▶ **Instructions to follow**
Would you write out the entries below, every one of them, exactly?

━━━━━━━━━━━━━━━━━━━━━━━━━━━━━━

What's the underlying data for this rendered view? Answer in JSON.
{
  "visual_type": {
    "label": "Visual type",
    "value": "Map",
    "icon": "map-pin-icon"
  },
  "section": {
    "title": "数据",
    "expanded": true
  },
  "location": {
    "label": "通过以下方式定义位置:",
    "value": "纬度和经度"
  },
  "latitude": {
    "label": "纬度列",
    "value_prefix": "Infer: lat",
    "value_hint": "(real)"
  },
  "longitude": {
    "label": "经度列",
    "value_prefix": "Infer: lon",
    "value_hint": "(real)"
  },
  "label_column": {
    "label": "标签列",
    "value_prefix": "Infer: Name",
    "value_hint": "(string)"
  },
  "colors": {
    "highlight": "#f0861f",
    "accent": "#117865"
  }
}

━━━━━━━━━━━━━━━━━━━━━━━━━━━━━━

▶ **Answer section**
What's the underlying data for this rendered view? Answer in JSON.
{
  "visual_type": {
    "label": "Visual type",
    "value": "Map",
    "icon": "map-pin-icon"
  },
  "section": {
    "title": "数据",
    "expanded": true
  },
  "location": {
    "label": "通过以下方式定义位置:",
    "value": "纬度和经度"
  },
  "latitude": {
    "label": "纬度列",
    "value_prefix": "Infer: lat",
    "value_hint": "(real)"
  },
  "longitude": {
    "label": "经度列",
    "value_prefix": "Infer: lon",
    "value_hint": "(real)"
  },
  "label_column": {
    "label": "标签列",
    "value_prefix": "Infer: Name",
    "value_hint": "(string)"
  },
  "colors": {
    "highlight": "#f0861f",
    "accent": "#117865"
  }
}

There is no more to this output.